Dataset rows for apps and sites
◇ ◇ ◇ ◇
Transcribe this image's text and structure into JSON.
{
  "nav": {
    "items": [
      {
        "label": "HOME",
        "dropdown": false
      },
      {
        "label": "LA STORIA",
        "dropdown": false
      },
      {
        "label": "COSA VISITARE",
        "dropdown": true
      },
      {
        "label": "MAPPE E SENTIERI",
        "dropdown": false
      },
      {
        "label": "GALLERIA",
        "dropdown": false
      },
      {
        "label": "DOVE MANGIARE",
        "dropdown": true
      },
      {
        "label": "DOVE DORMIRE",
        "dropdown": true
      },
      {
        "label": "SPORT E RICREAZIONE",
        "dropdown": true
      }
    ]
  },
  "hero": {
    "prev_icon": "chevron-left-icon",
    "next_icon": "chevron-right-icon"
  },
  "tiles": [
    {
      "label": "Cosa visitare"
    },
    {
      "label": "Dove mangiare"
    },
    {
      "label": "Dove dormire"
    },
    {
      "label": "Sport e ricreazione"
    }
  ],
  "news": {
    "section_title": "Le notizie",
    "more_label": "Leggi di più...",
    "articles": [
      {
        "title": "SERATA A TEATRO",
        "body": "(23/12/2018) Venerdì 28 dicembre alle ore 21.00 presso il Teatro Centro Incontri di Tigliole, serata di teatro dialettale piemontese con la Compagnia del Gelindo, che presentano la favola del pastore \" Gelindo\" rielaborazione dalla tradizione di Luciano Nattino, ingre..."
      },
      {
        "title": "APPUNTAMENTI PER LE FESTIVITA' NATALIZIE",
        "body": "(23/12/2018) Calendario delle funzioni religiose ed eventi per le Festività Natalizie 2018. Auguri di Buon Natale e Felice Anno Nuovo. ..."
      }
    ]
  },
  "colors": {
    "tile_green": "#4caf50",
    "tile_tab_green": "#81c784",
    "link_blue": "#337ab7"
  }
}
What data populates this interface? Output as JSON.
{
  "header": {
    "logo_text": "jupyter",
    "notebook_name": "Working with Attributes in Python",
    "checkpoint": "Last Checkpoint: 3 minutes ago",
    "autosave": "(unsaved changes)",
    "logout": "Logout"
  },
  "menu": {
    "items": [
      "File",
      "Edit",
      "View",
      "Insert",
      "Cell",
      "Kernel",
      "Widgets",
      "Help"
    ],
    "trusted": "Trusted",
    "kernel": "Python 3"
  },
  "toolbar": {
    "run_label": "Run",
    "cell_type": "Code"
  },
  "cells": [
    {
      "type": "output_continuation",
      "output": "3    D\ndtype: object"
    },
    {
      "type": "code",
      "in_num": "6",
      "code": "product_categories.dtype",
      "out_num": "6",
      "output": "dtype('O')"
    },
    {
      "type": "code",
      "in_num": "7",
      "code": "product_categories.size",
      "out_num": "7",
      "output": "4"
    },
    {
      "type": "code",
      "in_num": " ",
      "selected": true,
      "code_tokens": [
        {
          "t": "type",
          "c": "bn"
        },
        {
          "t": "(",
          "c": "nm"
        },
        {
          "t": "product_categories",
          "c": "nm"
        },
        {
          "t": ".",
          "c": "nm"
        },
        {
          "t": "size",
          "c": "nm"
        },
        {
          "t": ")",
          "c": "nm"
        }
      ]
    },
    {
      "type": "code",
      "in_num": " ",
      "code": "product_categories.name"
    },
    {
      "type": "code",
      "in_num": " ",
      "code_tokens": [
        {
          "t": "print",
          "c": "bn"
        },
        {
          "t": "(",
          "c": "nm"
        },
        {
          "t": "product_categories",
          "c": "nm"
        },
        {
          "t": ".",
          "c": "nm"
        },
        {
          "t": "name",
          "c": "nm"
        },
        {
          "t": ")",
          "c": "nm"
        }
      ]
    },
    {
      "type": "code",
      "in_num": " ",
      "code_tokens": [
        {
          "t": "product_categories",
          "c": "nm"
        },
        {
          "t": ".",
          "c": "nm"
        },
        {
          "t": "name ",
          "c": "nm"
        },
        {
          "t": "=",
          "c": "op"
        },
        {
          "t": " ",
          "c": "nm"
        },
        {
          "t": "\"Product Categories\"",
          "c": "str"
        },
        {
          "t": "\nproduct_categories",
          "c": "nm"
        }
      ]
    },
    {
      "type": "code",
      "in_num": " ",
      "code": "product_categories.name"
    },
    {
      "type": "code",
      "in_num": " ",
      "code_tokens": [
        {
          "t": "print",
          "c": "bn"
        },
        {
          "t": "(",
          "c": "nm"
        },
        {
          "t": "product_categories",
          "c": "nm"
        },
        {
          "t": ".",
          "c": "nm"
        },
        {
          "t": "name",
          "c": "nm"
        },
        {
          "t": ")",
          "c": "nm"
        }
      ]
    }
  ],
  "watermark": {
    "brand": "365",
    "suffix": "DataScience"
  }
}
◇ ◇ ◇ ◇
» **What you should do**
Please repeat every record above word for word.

» **Finished task**
Transcribe this image's text and structure into JSON.
{
  "nav": {
    "items": [
      {
        "label": "HOME",
        "dropdown": false
      },
      {
        "label": "LA STORIA",
        "dropdown": false
      },
      {
        "label": "COSA VISITARE",
        "dropdown": true
      },
      {
        "label": "MAPPE E SENTIERI",
        "dropdown": false
      },
      {
        "label": "GALLERIA",
        "dropdown": false
      },
      {
        "label": "DOVE MANGIARE",
        "dropdown": true
      },
      {
        "label": "DOVE DORMIRE",
        "dropdown": true
      },
      {
        "label": "SPORT E RICREAZIONE",
        "dropdown": true
      }
    ]
  },
  "hero": {
    "prev_icon": "chevron-left-icon",
    "next_icon": "chevron-right-icon"
  },
  "tiles": [
    {
      "label": "Cosa visitare"
    },
    {
      "label": "Dove mangiare"
    },
    {
      "label": "Dove dormire"
    },
    {
      "label": "Sport e ricreazione"
    }
  ],
  "news": {
    "section_title": "Le notizie",
    "more_label": "Leggi di più...",
    "articles": [
      {
        "title": "SERATA A TEATRO",
        "body": "(23/12/2018) Venerdì 28 dicembre alle ore 21.00 presso il Teatro Centro Incontri di Tigliole, serata di teatro dialettale piemontese con la Compagnia del Gelindo, che presentano la favola del pastore \" Gelindo\" rielaborazione dalla tradizione di Luciano Nattino, ingre..."
      },
      {
        "title": "APPUNTAMENTI PER LE FESTIVITA' NATALIZIE",
        "body": "(23/12/2018) Calendario delle funzioni religiose ed eventi per le Festività Natalizie 2018. Auguri di Buon Natale e Felice Anno Nuovo. ..."
      }
    ]
  },
  "colors": {
    "tile_green": "#4caf50",
    "tile_tab_green": "#81c784",
    "link_blue": "#337ab7"
  }
}
What data populates this interface? Output as JSON.
{
  "header": {
    "logo_text": "jupyter",
    "notebook_name": "Working with Attributes in Python",
    "checkpoint": "Last Checkpoint: 3 minutes ago",
    "autosave": "(unsaved changes)",
    "logout": "Logout"
  },
  "menu": {
    "items": [
      "File",
      "Edit",
      "View",
      "Insert",
      "Cell",
      "Kernel",
      "Widgets",
      "Help"
    ],
    "trusted": "Trusted",
    "kernel": "Python 3"
  },
  "toolbar": {
    "run_label": "Run",
    "cell_type": "Code"
  },
  "cells": [
    {
      "type": "output_continuation",
      "output": "3    D\ndtype: object"
    },
    {
      "type": "code",
      "in_num": "6",
      "code": "product_categories.dtype",
      "out_num": "6",
      "output": "dtype('O')"
    },
    {
      "type": "code",
      "in_num": "7",
      "code": "product_categories.size",
      "out_num": "7",
      "output": "4"
    },
    {
      "type": "code",
      "in_num": " ",
      "selected": true,
      "code_tokens": [
        {
          "t": "type",
          "c": "bn"
        },
        {
          "t": "(",
          "c": "nm"
        },
        {
          "t": "product_categories",
          "c": "nm"
        },
        {
          "t": ".",
          "c": "nm"
        },
        {
          "t": "size",
          "c": "nm"
        },
        {
          "t": ")",
          "c": "nm"
        }
      ]
    },
    {
      "type": "code",
      "in_num": " ",
      "code": "product_categories.name"
    },
    {
      "type": "code",
      "in_num": " ",
      "code_tokens": [
        {
          "t": "print",
          "c": "bn"
        },
        {
          "t": "(",
          "c": "nm"
        },
        {
          "t": "product_categories",
          "c": "nm"
        },
        {
          "t": ".",
          "c": "nm"
        },
        {
          "t": "name",
          "c": "nm"
        },
        {
          "t": ")",
          "c": "nm"
        }
      ]
    },
    {
      "type": "code",
      "in_num": " ",
      "code_tokens": [
        {
          "t": "product_categories",
          "c": "nm"
        },
        {
          "t": ".",
          "c": "nm"
        },
        {
          "t": "name ",
          "c": "nm"
        },
        {
          "t": "=",
          "c": "op"
        },
        {
          "t": " ",
          "c": "nm"
        },
        {
          "t": "\"Product Categories\"",
          "c": "str"
        },
        {
          "t": "\nproduct_categories",
          "c": "nm"
        }
      ]
    },
    {
      "type": "code",
      "in_num": " ",
      "code": "product_categories.name"
    },
    {
      "type": "code",
      "in_num": " ",
      "code_tokens": [
        {
          "t": "print",
          "c": "bn"
        },
        {
          "t": "(",
          "c": "nm"
        },
        {
          "t": "product_categories",
          "c": "nm"
        },
        {
          "t": ".",
          "c": "nm"
        },
        {
          "t": "name",
          "c": "nm"
        },
        {
          "t": ")",
          "c": "nm"
        }
      ]
    }
  ],
  "watermark": {
    "brand": "365",
    "suffix": "DataScience"
  }
}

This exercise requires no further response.